- EXERCISE DESCRIPTION: When you reach a picture, pass over it; otherwise repeat the listing word for word.

- THE DATA:
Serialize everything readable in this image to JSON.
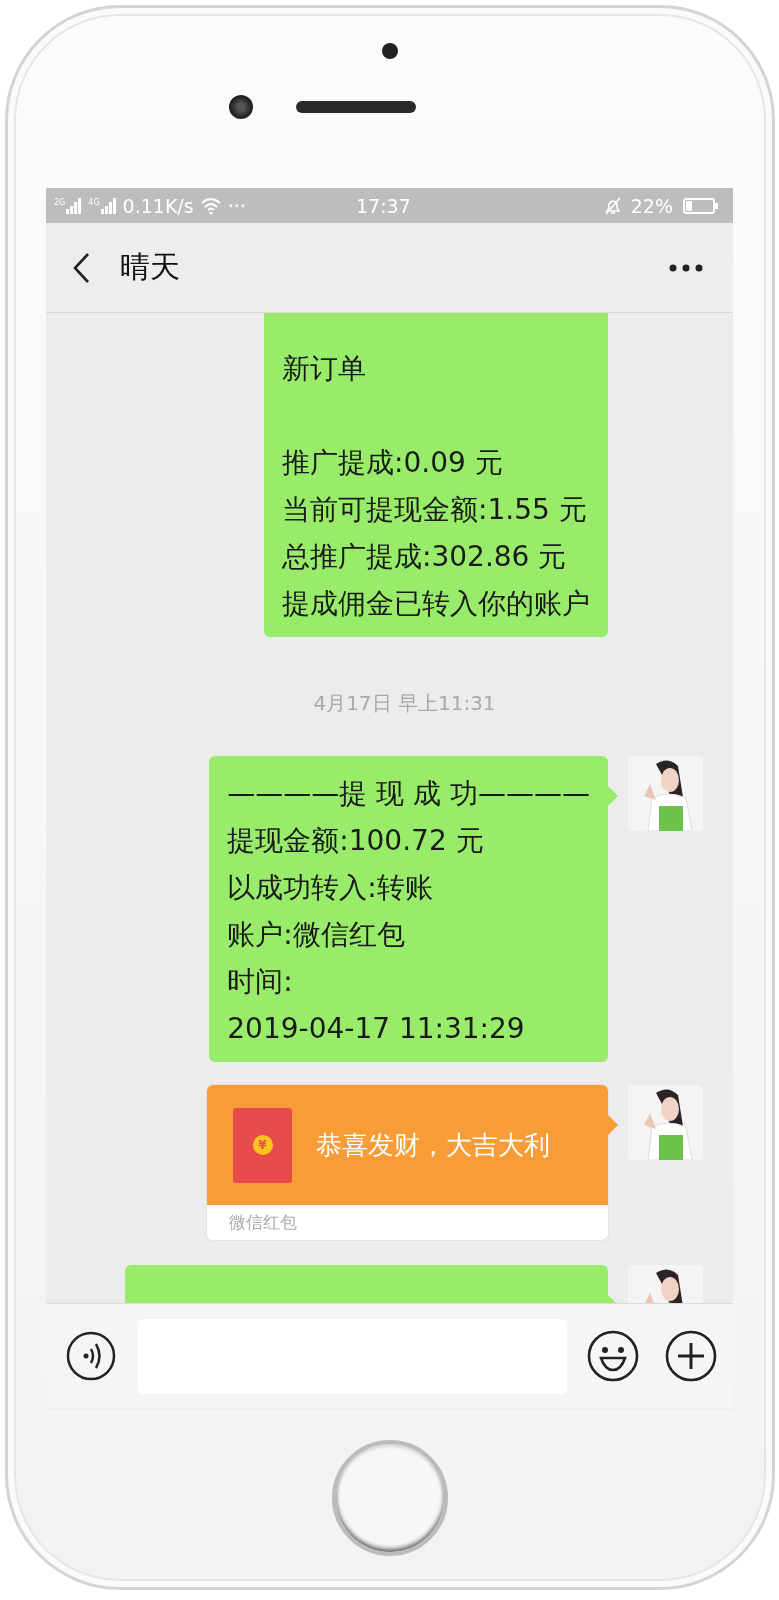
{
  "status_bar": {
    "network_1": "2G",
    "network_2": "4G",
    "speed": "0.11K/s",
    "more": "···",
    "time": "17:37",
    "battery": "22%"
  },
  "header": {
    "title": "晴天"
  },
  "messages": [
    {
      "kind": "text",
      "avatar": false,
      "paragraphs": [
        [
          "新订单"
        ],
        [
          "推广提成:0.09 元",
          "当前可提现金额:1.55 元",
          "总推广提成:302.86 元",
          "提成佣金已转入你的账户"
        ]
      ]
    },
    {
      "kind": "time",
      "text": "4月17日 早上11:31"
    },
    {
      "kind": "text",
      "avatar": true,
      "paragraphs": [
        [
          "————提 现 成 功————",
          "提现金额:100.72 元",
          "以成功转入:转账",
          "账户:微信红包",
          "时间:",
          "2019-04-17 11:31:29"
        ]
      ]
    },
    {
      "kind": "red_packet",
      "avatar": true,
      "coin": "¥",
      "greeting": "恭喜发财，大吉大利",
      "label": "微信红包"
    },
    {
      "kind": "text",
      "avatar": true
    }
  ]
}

- SOLUTION TO THE PROBLEM:
Serialize everything readable in this image to JSON.
{
  "status_bar": {
    "network_1": "2G",
    "network_2": "4G",
    "speed": "0.11K/s",
    "more": "···",
    "time": "17:37",
    "battery": "22%"
  },
  "header": {
    "title": "晴天"
  },
  "messages": [
    {
      "kind": "text",
      "avatar": false,
      "paragraphs": [
        [
          "新订单"
        ],
        [
          "推广提成:0.09 元",
          "当前可提现金额:1.55 元",
          "总推广提成:302.86 元",
          "提成佣金已转入你的账户"
        ]
      ]
    },
    {
      "kind": "time",
      "text": "4月17日 早上11:31"
    },
    {
      "kind": "text",
      "avatar": true,
      "paragraphs": [
        [
          "————提 现 成 功————",
          "提现金额:100.72 元",
          "以成功转入:转账",
          "账户:微信红包",
          "时间:",
          "2019-04-17 11:31:29"
        ]
      ]
    },
    {
      "kind": "red_packet",
      "avatar": true,
      "coin": "¥",
      "greeting": "恭喜发财，大吉大利",
      "label": "微信红包"
    },
    {
      "kind": "text",
      "avatar": true
    }
  ]
}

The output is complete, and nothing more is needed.